    the soil This is an unnecessary complication. One measures nutrient availability by doing a soil test and interpreting the soil test to determine if a nutrient is required as fertilizer.
  37. Was the work done to develop the MLSN done at

    4 or 6 inches? Also, what if you have specified to your lab that the samples were taken at a 4” depth? The samples for the development of MLSN were from 4 inches (10 cm). The lab should report ppm units back to you, which are independent of soil depth; if the lab reports lb/acre or kg/ha, they will have calculated that based on the sample depth you provided them.
  38. Once you are above those levels, you just need to

    maintain it to that point? The numbers that I have are well above those levels, therefore I would not need to apply Ca, P, Mg or K. Just a straight N product, since the other nutrients are not lacking in the soil makeup? How does one do that in a natural or organic program in which many products contain small amounts of P and K with the N application? That’s correct. And I would do that as best as I could, trying to use products with low amounts of P and K. Really I would try to avoid P completely if the soil had enough.
  39. I would like to see info included about soil health

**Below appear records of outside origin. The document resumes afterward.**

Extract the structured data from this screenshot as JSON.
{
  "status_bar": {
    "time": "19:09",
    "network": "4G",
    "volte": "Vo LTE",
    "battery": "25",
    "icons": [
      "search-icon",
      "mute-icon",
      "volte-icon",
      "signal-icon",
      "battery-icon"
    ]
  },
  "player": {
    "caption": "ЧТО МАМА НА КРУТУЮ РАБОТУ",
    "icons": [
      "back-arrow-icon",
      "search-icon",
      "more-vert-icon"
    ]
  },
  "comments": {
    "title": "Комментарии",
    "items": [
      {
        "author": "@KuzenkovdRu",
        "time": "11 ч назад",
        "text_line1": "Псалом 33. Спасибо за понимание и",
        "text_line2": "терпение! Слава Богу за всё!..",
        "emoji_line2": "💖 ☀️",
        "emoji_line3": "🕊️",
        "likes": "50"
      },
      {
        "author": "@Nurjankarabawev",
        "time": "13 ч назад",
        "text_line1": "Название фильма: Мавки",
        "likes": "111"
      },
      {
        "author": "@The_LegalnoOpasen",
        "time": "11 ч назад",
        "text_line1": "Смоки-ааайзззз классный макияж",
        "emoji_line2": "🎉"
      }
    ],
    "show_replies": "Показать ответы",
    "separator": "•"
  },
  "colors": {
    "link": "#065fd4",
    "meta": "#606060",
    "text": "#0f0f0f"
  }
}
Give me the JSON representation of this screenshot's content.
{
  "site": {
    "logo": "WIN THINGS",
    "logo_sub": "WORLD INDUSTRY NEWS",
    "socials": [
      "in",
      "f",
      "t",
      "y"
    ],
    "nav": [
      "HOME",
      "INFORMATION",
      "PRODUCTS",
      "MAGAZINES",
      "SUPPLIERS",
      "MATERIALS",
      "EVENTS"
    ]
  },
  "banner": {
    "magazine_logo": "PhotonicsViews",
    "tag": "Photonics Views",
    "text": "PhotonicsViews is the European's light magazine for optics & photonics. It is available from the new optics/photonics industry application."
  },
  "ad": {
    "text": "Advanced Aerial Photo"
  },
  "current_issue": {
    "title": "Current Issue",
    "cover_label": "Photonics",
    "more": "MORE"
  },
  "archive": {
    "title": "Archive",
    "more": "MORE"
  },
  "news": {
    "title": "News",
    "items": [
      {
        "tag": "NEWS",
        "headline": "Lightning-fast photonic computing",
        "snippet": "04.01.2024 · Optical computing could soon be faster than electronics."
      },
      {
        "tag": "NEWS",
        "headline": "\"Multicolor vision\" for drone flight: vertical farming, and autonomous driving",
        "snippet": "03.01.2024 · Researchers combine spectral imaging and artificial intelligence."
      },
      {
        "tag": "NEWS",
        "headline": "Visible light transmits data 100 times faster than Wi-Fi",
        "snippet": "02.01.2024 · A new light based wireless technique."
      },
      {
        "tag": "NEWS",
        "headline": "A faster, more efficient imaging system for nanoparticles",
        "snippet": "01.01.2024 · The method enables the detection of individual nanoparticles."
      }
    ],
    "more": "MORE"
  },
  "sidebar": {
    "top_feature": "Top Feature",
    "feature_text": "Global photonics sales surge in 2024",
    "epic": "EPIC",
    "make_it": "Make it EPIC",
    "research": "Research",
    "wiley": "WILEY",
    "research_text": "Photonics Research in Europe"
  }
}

    testing ...My thoughts are that we as turfgrass managers leave behind the biological leg of the stool and rely on the physical, and chemical legs exclusively and that the real MSLN could be improved upon and may be lowered based on soil health. Good point. There are some intriguing new tests for assessing soil biology or “soil health.” But these tests su er from the same problem as conventional soil chemical guidelines – how can one interpret the results for turfgrass? With tests of soil health, I’m optimistic about being able to make recommendations in the future, but at present it would just be guessing.
  40. More information available at: www.turfnet.com/topic/7024-mlsn-questions-for-upcoming- webinar/ www.blog.asianturfgrass.com/fertilizer/ www.paceturf.org www.gcsaa.org/gcm-magazine/2014/january/gcm-january- 2014-just-what-the-grass-requires

    www.facebook.com/mlsnturf